A bilateral agreement to dismantle bases of Iranian Kurdish armed groups stationed in northern Iraq by mid-September was announced by both Iranian and Iraqi officials on Monday.
After announcing the deal, the Kurdistan Regional Government summoned representatives of the Kurdish groups, the Komala Party of Iranian Kurdistan and the Democratic Party of Iranian Kurdistan (PDKI), to Erbil (Hewler) and told them of the growing pressure coming from Tehran, urging them to move their fighters to designated camps and disarm.
Iran has been launching attacks targeting members of the PDKI and other Iranian Kurdish opposition groups located in the semi-autonomous Kurdish region near the Iran-Iraq border.
According to a source at the Erbil meeting quoted by the Citadel, the opposition groups showed a general willingness to move to the newly established camps. However, there was strong opposition to the demand that they hand over their weapons.
In an official press release on Monday, Iranian Foreign Ministry spokesman Nasser Kenani announced that Iran and Iraq had reached an agreement on the dismantling of Iranian Kurdish forces and the evacuation of their military installations in the Kurdistan region. Kenani explained that the deadline for the disarmament of these forces had been set for 19 September, asserting: ”This deadline will not be subject to any extension. The Kurdistan Region and Baghdad are expected to implement this agreement promptly”.
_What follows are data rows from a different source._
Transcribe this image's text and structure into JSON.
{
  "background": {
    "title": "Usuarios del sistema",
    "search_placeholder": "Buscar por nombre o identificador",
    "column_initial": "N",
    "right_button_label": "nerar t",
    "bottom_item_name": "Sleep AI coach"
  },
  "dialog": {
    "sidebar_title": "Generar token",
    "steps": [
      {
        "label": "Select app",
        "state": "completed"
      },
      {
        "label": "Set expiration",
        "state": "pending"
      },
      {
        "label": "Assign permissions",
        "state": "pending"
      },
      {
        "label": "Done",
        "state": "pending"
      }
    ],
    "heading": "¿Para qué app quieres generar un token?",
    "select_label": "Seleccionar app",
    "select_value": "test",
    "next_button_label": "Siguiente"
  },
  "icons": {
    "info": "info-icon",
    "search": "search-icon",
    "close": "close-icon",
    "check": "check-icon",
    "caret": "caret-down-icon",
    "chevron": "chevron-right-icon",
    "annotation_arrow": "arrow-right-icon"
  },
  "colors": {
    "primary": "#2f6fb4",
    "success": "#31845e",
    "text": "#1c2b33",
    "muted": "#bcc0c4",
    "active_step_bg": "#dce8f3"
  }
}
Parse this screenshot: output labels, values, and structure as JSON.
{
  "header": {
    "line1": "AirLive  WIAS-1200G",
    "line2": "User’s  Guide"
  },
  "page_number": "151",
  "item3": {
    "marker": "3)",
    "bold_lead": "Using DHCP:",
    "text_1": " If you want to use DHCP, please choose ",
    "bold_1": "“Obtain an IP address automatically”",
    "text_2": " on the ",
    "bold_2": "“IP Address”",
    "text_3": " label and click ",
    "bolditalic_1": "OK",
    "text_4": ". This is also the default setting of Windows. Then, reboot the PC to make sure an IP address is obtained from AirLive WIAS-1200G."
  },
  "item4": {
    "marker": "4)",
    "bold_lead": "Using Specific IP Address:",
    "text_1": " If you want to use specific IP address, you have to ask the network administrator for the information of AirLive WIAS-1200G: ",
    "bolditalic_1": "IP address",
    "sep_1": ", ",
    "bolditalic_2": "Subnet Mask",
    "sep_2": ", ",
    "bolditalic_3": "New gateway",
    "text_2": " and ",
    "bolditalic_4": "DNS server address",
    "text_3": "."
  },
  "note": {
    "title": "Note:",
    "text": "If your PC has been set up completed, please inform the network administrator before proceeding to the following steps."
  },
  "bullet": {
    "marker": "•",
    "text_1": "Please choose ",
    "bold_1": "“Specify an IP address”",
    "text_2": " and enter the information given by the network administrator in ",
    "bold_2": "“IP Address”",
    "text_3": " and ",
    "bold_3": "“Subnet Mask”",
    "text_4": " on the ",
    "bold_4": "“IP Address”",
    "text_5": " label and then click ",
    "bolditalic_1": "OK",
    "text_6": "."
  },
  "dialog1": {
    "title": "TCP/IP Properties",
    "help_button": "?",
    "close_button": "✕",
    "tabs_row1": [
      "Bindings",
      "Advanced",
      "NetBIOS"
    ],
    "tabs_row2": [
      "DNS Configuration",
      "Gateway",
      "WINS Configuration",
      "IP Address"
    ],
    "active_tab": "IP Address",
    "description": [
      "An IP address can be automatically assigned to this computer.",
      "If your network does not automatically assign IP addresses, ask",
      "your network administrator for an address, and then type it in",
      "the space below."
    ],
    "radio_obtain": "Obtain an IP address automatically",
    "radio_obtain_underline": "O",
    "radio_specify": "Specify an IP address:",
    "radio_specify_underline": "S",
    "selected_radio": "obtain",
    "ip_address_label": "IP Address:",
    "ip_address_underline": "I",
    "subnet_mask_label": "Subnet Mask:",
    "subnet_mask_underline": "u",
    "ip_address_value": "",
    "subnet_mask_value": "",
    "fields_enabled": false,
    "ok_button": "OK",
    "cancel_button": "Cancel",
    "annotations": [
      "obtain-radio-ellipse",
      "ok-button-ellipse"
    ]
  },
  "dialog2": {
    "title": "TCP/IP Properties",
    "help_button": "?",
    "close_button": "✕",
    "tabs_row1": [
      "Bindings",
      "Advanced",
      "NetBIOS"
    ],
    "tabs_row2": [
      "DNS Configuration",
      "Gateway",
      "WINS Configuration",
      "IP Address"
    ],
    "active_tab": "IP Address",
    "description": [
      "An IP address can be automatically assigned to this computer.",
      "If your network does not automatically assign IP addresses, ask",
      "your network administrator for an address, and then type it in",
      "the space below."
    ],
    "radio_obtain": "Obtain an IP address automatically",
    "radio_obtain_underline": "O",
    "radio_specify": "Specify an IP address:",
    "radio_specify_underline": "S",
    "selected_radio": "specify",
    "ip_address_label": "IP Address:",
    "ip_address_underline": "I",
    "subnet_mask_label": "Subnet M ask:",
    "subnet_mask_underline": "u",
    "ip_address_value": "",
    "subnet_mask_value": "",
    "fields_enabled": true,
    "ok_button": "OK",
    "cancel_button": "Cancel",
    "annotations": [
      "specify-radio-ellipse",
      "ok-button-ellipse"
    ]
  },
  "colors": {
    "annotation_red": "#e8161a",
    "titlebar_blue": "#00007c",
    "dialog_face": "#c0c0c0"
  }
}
Coinciding with this announcement, Iranian Armed Forces Chief of Staff Mohammad Bagheri issued a stern ultimatum to Iraq and the Kurdistan Region. Bagheri warned that if Iraq failed to disarm groups perceived as hostile to Iran by 18 September, Iran would escalate its military operations against these Kurdish armed groups based in the Kurdistan Region.
In response, Iraqi government spokesman Basim Alawadi took to social media to express his country’s commitment to ensuring border security in accordance with the bilateral agreement with Iran. Alawadi’s statement revealed that in addition to disarming militant groups and eliminating their bases, the agreement includes the extradition of wanted suspects to Iran.
This development comes on the heels of a timeline of escalating events, marked by the nationwide protests in Iran, followed by lethal attacks conducted by the Islamic Revolutionary Guard Corps (IRGC) on Iranian-Kurdish bases in northern Iraq. These attacks, which occurred between September and October, led to multiple casualties and injuries. Subsequent months witnessed further attacks, ballistic missile launches, and diplomatic efforts between Iraq, Iran and Kurdistan Region.